With Whiskey Angel, The Black Lillies established themselves, and it didn’t take long for them to make their mark on the national scene. They kicked off their first national tour at the Ryman Auditorium, the hallowed mother church of country music, and have since labored through three cross-country treks, with a fourth planned for the summer of 2011. They’ve performed on National Public Radio’s Mountain Stage and on two episodes of PBS’s Jammin’ at Hippie Jack’s, and they’ve conquered numerous festivals – Pickathon, the Americana Music Association Festival, Four Corners Folk Festival, Bristol Rhythm and Roots, even Bonnaroo. And in June 2011, the show that made country music famous – The Grand Ole Opry – invited the band to make their debut on the historic circle of wood where so many other legends have performed. Since their debut, they've practically become regulars on that stage ... unheard of for an independent band.
Along the way, the scribes who keep tabs on what’s worth listening to in this day and age have taken quite a shine to Whiskey Angel. It topped 2009 best-of lists across the country and won the Independent Music Awards Vox Pop for Best Album, Americana. It isn’t uncommon for listeners to say that the music has taken hold of their soul.
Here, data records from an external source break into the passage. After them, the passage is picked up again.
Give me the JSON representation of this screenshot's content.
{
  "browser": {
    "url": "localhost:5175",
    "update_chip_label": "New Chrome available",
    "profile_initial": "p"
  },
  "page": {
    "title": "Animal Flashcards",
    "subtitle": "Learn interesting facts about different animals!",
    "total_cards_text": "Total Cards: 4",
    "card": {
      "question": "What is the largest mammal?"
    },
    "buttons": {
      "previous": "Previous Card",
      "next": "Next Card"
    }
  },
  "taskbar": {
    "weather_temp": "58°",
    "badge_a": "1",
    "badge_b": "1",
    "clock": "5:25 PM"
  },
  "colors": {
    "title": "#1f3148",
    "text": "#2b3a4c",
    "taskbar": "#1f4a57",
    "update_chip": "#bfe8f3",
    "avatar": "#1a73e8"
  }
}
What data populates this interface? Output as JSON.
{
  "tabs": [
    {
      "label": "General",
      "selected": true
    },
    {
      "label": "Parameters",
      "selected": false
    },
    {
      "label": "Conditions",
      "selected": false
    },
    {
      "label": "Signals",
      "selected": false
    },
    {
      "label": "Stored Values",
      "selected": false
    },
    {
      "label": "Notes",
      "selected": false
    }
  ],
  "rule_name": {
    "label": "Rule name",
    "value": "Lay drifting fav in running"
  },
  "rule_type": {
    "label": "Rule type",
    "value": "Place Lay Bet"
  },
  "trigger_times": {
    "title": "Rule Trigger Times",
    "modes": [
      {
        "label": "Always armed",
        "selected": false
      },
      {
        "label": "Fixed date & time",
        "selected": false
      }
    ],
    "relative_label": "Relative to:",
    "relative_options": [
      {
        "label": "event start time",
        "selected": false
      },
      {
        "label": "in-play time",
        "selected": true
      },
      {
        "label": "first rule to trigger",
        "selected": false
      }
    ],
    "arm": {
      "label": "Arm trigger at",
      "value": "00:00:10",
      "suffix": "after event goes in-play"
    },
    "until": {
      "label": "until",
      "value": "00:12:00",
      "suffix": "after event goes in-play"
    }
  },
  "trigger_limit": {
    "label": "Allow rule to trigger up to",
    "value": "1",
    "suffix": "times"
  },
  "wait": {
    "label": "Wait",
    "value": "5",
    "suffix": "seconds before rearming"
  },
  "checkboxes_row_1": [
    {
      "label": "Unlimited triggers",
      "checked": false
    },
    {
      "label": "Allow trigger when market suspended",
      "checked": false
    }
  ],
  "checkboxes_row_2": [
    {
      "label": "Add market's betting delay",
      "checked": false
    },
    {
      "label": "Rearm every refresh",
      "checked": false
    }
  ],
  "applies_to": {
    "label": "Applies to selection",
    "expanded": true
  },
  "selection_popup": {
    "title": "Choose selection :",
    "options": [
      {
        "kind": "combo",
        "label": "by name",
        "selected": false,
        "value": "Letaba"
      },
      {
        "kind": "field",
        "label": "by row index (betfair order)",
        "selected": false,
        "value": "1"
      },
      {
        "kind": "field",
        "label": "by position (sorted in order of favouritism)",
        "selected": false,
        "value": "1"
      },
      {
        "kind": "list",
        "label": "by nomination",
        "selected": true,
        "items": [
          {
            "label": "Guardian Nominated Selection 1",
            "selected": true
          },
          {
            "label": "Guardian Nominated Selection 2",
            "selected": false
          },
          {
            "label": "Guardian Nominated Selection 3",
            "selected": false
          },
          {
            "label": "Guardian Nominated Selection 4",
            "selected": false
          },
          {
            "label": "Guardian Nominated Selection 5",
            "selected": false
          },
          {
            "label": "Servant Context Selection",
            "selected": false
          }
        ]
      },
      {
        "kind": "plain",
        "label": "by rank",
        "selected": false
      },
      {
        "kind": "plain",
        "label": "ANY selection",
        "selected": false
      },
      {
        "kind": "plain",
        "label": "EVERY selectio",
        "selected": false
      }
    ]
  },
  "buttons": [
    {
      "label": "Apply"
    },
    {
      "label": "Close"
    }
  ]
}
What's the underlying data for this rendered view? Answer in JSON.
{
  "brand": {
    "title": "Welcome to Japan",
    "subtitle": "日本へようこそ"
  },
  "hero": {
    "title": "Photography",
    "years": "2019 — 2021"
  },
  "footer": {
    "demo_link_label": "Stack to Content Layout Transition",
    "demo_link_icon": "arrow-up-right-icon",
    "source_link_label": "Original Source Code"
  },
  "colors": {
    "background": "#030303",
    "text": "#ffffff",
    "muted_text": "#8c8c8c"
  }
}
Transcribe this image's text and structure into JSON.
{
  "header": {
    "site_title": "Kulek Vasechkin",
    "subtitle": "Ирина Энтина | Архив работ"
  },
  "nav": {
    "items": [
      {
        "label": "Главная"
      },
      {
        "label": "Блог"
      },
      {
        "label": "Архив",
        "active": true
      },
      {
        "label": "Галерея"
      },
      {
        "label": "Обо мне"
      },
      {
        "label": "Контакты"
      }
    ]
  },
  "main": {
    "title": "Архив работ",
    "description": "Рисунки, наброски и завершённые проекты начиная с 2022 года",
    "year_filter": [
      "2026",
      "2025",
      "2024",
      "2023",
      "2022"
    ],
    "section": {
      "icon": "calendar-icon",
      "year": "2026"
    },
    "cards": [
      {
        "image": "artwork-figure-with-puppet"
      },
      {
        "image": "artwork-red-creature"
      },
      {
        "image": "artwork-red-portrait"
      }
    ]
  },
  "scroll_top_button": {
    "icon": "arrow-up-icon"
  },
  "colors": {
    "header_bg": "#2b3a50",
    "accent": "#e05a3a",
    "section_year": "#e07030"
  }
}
It’s earthy and gritty and melancholy in a way old mountain music was a century ago, speaking of pain and love and revenge and revelry with such spirit, such genuine celebration and sorrow, that it seems to be an album carved out of the planks of a backwoods cabin abandoned during the Great Depression more than a thing recorded in a living room studio by one man.
And as good as it is … as great as it is … it’s a drop in the bucket, because 100 Miles of Wreckage is here. The sophomore record takes what Cruz built in Whiskey Angel and fortifies it, a rustic sound without name and place, unbeholden to geographic region or easy classification. It’s an album crafted with precision and care by musicians who are masters of their trade, who believe in The Black Lillies’ vision and who hold fast to the notion that good music – music with heart and purpose and purity of spirit — is still a valued commodity.
100 Miles of Wreckage has so far spent more than five months on the Americana radio Top 40 charts – four of them in the top 20 – once again proving that a band with this much spirit can break through traditional industry boundaries to achieve success independently, without the constraints of a major label. The band continues to tour non-stop, and without a doubt, they’ll soon be appearing in a town near you. That’s a relative term, of course, but trust us on this – they’re worth the drive, however far it is, because you’ll leave feeling like you’ve witnessed an old-fashion Southern tent revival. These songs will haunt your thoughts long after the curtain closes, rattling through your head like a crooked screen door slaps against its frame when a storm is coming.
It’s that music. It’s that heart. It’s that voice. Why did it take so long, you might ask? Who cares? He did find it, and in the end, we’re grateful. And we think you will be too.